[Extracted data — start]

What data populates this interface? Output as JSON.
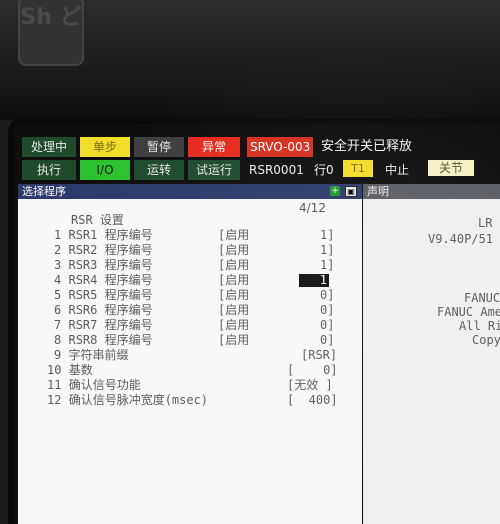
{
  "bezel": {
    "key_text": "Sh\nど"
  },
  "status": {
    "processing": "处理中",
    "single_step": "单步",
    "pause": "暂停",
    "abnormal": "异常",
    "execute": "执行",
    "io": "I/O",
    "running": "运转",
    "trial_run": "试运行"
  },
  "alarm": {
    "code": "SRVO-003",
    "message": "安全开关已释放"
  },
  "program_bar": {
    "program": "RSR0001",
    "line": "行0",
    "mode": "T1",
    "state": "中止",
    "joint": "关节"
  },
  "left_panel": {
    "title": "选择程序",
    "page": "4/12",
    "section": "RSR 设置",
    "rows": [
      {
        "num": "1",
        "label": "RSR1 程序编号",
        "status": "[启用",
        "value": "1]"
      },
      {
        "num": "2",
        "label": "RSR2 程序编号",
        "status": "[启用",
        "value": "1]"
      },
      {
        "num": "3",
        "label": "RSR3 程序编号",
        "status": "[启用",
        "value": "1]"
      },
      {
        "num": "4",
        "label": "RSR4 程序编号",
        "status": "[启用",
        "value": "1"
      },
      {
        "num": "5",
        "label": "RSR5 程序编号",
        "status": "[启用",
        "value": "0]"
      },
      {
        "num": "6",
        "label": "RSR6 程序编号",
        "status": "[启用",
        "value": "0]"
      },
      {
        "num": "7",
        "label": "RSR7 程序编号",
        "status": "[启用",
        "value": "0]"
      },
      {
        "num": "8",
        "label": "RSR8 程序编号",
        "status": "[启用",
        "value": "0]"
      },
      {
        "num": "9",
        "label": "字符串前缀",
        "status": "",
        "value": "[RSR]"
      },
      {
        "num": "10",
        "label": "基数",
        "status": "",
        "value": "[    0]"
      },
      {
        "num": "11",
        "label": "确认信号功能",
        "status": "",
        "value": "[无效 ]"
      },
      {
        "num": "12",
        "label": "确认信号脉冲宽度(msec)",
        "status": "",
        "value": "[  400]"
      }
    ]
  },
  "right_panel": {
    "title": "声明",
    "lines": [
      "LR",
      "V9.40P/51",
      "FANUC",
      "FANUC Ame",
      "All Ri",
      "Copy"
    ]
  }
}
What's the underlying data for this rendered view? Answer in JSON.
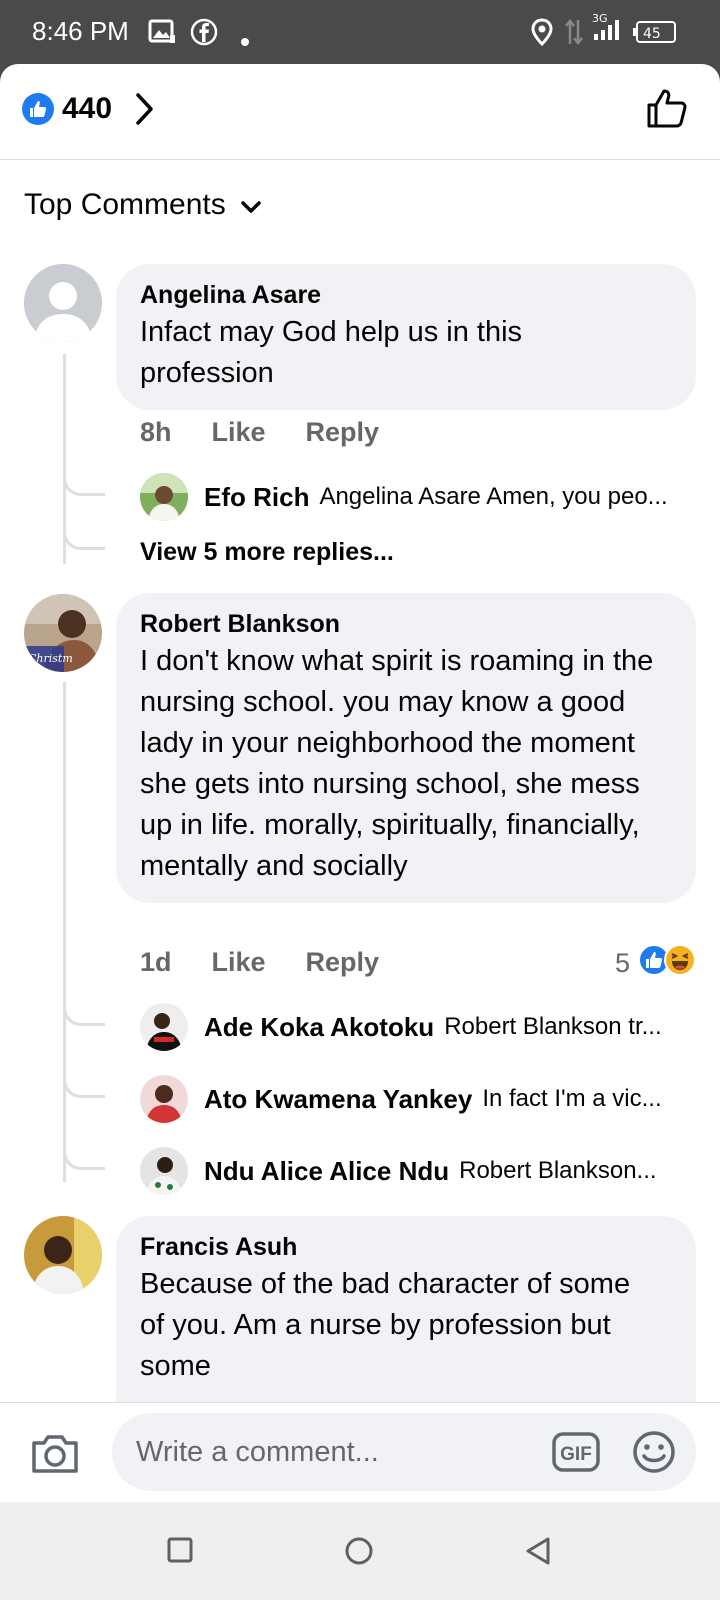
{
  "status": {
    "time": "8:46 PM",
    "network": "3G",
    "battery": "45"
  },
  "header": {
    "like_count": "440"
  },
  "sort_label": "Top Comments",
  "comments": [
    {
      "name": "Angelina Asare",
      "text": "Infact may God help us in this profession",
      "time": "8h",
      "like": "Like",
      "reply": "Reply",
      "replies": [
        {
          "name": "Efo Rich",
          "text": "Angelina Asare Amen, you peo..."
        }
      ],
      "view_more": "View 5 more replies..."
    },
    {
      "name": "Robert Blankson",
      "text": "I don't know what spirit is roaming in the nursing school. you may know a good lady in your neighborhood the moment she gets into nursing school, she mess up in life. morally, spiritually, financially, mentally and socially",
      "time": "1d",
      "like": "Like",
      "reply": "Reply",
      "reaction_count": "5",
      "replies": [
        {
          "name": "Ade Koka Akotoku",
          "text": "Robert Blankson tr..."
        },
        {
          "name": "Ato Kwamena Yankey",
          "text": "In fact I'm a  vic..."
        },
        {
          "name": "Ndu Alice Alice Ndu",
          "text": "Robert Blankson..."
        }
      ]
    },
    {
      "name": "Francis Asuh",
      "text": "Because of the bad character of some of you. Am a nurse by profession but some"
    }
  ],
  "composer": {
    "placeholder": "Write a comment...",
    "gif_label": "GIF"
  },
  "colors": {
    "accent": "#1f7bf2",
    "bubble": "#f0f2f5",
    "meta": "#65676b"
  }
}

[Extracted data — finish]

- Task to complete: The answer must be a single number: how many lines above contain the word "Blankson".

- Result of the task: 3